*Exercise goal*: Could you print every record below exactly as it appears?
··········
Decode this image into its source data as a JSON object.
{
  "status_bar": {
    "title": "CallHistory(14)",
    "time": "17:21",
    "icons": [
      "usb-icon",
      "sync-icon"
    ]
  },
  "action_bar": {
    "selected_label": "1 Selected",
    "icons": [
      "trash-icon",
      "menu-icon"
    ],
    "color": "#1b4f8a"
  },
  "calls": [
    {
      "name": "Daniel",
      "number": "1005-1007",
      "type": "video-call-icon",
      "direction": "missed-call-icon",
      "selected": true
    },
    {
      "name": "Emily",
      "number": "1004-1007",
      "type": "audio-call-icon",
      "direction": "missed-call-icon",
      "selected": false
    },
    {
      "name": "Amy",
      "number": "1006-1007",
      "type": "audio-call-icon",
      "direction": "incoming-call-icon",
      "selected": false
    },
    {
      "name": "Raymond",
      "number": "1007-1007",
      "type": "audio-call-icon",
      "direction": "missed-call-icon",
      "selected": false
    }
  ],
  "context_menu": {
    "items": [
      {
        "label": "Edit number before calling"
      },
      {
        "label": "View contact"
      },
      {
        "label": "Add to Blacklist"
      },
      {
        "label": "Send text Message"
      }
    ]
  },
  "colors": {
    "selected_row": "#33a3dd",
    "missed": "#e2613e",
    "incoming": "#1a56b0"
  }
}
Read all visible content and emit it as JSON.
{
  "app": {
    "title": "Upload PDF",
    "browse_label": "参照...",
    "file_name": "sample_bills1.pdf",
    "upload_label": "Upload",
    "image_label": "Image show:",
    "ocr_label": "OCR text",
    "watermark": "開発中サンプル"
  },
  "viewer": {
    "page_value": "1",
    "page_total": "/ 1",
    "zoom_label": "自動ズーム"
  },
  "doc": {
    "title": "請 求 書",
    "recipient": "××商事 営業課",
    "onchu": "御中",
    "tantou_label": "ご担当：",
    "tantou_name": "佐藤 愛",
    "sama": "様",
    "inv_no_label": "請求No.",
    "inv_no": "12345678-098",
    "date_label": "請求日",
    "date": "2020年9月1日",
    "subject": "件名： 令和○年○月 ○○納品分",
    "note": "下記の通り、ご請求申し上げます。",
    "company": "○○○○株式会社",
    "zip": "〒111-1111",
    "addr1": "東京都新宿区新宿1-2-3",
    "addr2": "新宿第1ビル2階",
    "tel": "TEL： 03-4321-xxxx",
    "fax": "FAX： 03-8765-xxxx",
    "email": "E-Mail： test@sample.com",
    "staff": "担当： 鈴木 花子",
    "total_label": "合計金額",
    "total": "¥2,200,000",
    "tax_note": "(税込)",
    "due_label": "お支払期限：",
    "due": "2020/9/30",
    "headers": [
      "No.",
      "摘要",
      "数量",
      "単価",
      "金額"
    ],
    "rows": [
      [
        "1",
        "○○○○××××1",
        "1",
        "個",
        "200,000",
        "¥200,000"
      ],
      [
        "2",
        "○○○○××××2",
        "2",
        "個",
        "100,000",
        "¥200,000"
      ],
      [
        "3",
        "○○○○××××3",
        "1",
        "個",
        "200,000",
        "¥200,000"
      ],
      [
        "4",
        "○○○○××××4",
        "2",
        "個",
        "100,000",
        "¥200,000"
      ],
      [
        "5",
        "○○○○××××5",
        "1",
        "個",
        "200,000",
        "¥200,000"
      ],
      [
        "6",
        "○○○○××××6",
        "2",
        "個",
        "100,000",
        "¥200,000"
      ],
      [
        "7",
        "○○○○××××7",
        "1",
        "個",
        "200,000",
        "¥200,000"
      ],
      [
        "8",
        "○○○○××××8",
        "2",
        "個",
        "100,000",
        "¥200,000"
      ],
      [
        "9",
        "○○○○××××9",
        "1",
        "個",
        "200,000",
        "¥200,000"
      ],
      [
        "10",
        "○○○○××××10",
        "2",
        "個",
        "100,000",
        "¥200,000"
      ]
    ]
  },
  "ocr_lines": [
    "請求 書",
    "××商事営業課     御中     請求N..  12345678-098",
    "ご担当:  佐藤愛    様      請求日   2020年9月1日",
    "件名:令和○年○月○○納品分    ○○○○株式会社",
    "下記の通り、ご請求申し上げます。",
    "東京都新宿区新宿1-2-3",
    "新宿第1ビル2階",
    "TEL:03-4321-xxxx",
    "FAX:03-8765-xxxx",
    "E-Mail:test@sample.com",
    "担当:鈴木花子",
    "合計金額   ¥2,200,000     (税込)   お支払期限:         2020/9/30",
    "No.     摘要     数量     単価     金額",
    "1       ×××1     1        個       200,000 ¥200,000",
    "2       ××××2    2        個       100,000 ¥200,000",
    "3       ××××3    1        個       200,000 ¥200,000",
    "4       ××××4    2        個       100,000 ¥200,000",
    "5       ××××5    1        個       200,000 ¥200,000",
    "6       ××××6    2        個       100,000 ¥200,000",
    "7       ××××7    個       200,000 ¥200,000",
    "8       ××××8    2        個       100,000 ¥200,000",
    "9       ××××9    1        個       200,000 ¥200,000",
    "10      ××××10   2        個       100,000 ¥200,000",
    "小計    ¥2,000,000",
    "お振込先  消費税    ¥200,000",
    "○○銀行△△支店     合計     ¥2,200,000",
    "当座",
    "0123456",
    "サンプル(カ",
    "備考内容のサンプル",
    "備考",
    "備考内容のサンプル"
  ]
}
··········
*The answer*:
Decode this image into its source data as a JSON object.
{
  "status_bar": {
    "title": "CallHistory(14)",
    "time": "17:21",
    "icons": [
      "usb-icon",
      "sync-icon"
    ]
  },
  "action_bar": {
    "selected_label": "1 Selected",
    "icons": [
      "trash-icon",
      "menu-icon"
    ],
    "color": "#1b4f8a"
  },
  "calls": [
    {
      "name": "Daniel",
      "number": "1005-1007",
      "type": "video-call-icon",
      "direction": "missed-call-icon",
      "selected": true
    },
    {
      "name": "Emily",
      "number": "1004-1007",
      "type": "audio-call-icon",
      "direction": "missed-call-icon",
      "selected": false
    },
    {
      "name": "Amy",
      "number": "1006-1007",
      "type": "audio-call-icon",
      "direction": "incoming-call-icon",
      "selected": false
    },
    {
      "name": "Raymond",
      "number": "1007-1007",
      "type": "audio-call-icon",
      "direction": "missed-call-icon",
      "selected": false
    }
  ],
  "context_menu": {
    "items": [
      {
        "label": "Edit number before calling"
      },
      {
        "label": "View contact"
      },
      {
        "label": "Add to Blacklist"
      },
      {
        "label": "Send text Message"
      }
    ]
  },
  "colors": {
    "selected_row": "#33a3dd",
    "missed": "#e2613e",
    "incoming": "#1a56b0"
  }
}
Read all visible content and emit it as JSON.
{
  "app": {
    "title": "Upload PDF",
    "browse_label": "参照...",
    "file_name": "sample_bills1.pdf",
    "upload_label": "Upload",
    "image_label": "Image show:",
    "ocr_label": "OCR text",
    "watermark": "開発中サンプル"
  },
  "viewer": {
    "page_value": "1",
    "page_total": "/ 1",
    "zoom_label": "自動ズーム"
  },
  "doc": {
    "title": "請 求 書",
    "recipient": "××商事 営業課",
    "onchu": "御中",
    "tantou_label": "ご担当：",
    "tantou_name": "佐藤 愛",
    "sama": "様",
    "inv_no_label": "請求No.",
    "inv_no": "12345678-098",
    "date_label": "請求日",
    "date": "2020年9月1日",
    "subject": "件名： 令和○年○月 ○○納品分",
    "note": "下記の通り、ご請求申し上げます。",
    "company": "○○○○株式会社",
    "zip": "〒111-1111",
    "addr1": "東京都新宿区新宿1-2-3",
    "addr2": "新宿第1ビル2階",
    "tel": "TEL： 03-4321-xxxx",
    "fax": "FAX： 03-8765-xxxx",
    "email": "E-Mail： test@sample.com",
    "staff": "担当： 鈴木 花子",
    "total_label": "合計金額",
    "total": "¥2,200,000",
    "tax_note": "(税込)",
    "due_label": "お支払期限：",
    "due": "2020/9/30",
    "headers": [
      "No.",
      "摘要",
      "数量",
      "単価",
      "金額"
    ],
    "rows": [
      [
        "1",
        "○○○○××××1",
        "1",
        "個",
        "200,000",
        "¥200,000"
      ],
      [
        "2",
        "○○○○××××2",
        "2",
        "個",
        "100,000",
        "¥200,000"
      ],
      [
        "3",
        "○○○○××××3",
        "1",
        "個",
        "200,000",
        "¥200,000"
      ],
      [
        "4",
        "○○○○××××4",
        "2",
        "個",
        "100,000",
        "¥200,000"
      ],
      [
        "5",
        "○○○○××××5",
        "1",
        "個",
        "200,000",
        "¥200,000"
      ],
      [
        "6",
        "○○○○××××6",
        "2",
        "個",
        "100,000",
        "¥200,000"
      ],
      [
        "7",
        "○○○○××××7",
        "1",
        "個",
        "200,000",
        "¥200,000"
      ],
      [
        "8",
        "○○○○××××8",
        "2",
        "個",
        "100,000",
        "¥200,000"
      ],
      [
        "9",
        "○○○○××××9",
        "1",
        "個",
        "200,000",
        "¥200,000"
      ],
      [
        "10",
        "○○○○××××10",
        "2",
        "個",
        "100,000",
        "¥200,000"
      ]
    ]
  },
  "ocr_lines": [
    "請求 書",
    "××商事営業課     御中     請求N..  12345678-098",
    "ご担当:  佐藤愛    様      請求日   2020年9月1日",
    "件名:令和○年○月○○納品分    ○○○○株式会社",
    "下記の通り、ご請求申し上げます。",
    "東京都新宿区新宿1-2-3",
    "新宿第1ビル2階",
    "TEL:03-4321-xxxx",
    "FAX:03-8765-xxxx",
    "E-Mail:test@sample.com",
    "担当:鈴木花子",
    "合計金額   ¥2,200,000     (税込)   お支払期限:         2020/9/30",
    "No.     摘要     数量     単価     金額",
    "1       ×××1     1        個       200,000 ¥200,000",
    "2       ××××2    2        個       100,000 ¥200,000",
    "3       ××××3    1        個       200,000 ¥200,000",
    "4       ××××4    2        個       100,000 ¥200,000",
    "5       ××××5    1        個       200,000 ¥200,000",
    "6       ××××6    2        個       100,000 ¥200,000",
    "7       ××××7    個       200,000 ¥200,000",
    "8       ××××8    2        個       100,000 ¥200,000",
    "9       ××××9    1        個       200,000 ¥200,000",
    "10      ××××10   2        個       100,000 ¥200,000",
    "小計    ¥2,000,000",
    "お振込先  消費税    ¥200,000",
    "○○銀行△△支店     合計     ¥2,200,000",
    "当座",
    "0123456",
    "サンプル(カ",
    "備考内容のサンプル",
    "備考",
    "備考内容のサンプル"
  ]
}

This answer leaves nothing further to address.